2. If it’s really true (and it rarely is) that “everyone else has it,” it’s not always possible or even appropriate to make our child feel like an outcast. One of my teachers once confided that he had erred with his own daughters. In his efforts to teach them to diminish their material wants, he had been very restrictive about their purchases. The result, he felt, was some serious damage to their self-esteem. It’s a delicate balance. And all parents need to work together.
3. We don’t want this issue to destroy or negatively impact our relationship with our daughters. With some of our academically-challenged offspring, the relationship may become disastrously limited to struggling over homework. With our teenage daughters, we risk deterioration into fighting over clothing -- the amount, the appropriateness, the cost. This should not be a power struggle but rather an opportunity for discussion about such serious issues as the value of money, limits on our material desires and the power of clothing to convey a message to others about who we are and what we value.

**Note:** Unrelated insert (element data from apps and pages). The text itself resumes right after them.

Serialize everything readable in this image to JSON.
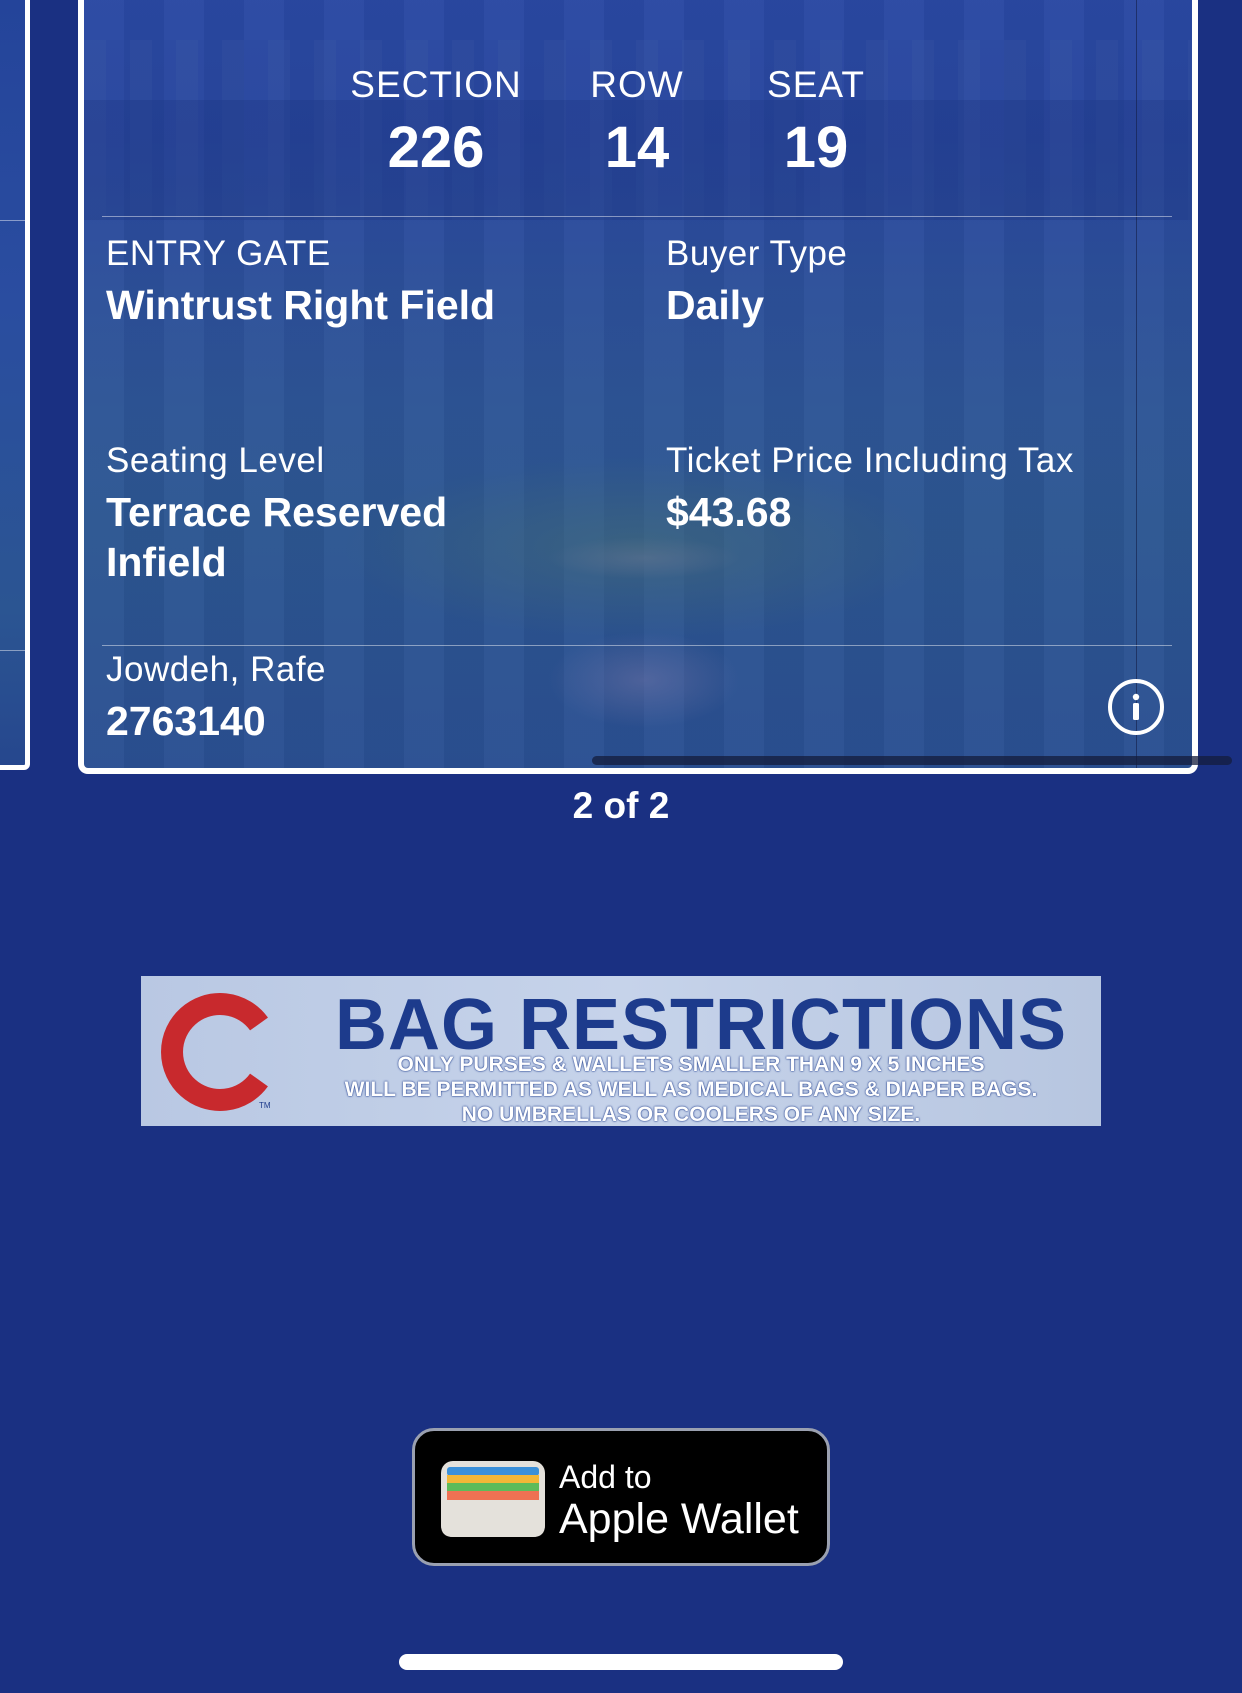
{
  "ticket": {
    "section_label": "SECTION",
    "section": "226",
    "row_label": "ROW",
    "row": "14",
    "seat_label": "SEAT",
    "seat": "19",
    "entry_gate_label": "ENTRY GATE",
    "entry_gate": "Wintrust Right Field",
    "buyer_type_label": "Buyer Type",
    "buyer_type": "Daily",
    "seating_level_label": "Seating Level",
    "seating_level": "Terrace Reserved Infield",
    "price_label": "Ticket Price Including Tax",
    "price": "$43.68",
    "holder_name": "Jowdeh, Rafe",
    "ticket_number": "2763140"
  },
  "pager": {
    "text": "2 of 2"
  },
  "banner": {
    "title": "BAG RESTRICTIONS",
    "body": "ONLY PURSES & WALLETS  SMALLER THAN 9 X 5 INCHES\nWILL BE PERMITTED AS WELL AS MEDICAL BAGS & DIAPER BAGS.\nNO UMBRELLAS OR COOLERS OF ANY SIZE.",
    "logo_letter": "C",
    "logo_tm": "TM",
    "logo_color": "#c8292d"
  },
  "wallet": {
    "line1": "Add to",
    "line2": "Apple Wallet",
    "icon": "wallet-icon"
  },
  "colors": {
    "background": "#1a3082",
    "brand_blue": "#1d3b8c"
  }
}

4. There are many important life lessons involved here, a particular one being the need to distinguish between wants and needs. Can we teach our daughters the difference between ensuring that all their needs are satisfied but not all their wants? Can we explain the value of setting some limits on our appetites? How crucial it is to learn self-control?
5. On a practical level, I have heard (and even tried) other solutions. One of my friends has resolved this issue by giving her adolescent daughters a clothing allowance. Twice a year, she gives her children a specified amount (reasonable but not excessive by her standards, sorely lacking by theirs) and says, “This is for the next six months. Use it at your discretion.”
Not only does it make her daughters more responsible (and more thoughtful before they purchase yet another blouse), but it takes that whole area out of the parent-child relationship, freeing them up to struggle over other issues instead!
Another friend suggested a family project. For a year they sacrificed all the extras, the “wants” and purchased only the “needs”. They put aside the “wants” money for their summer trip to Israel. In this clever fashion (no pun intended), everyone in the family learned to distinguish between desire and necessity – and also received a great reward.
It is impossible to establish objective criteria. Financial circumstances differ among families. Needs differ among friends. Desires differ even among siblings. But we can begin the discussion and model the desired behavior. After that, as with everything in life and most particularly with teenagers, there’s always prayer!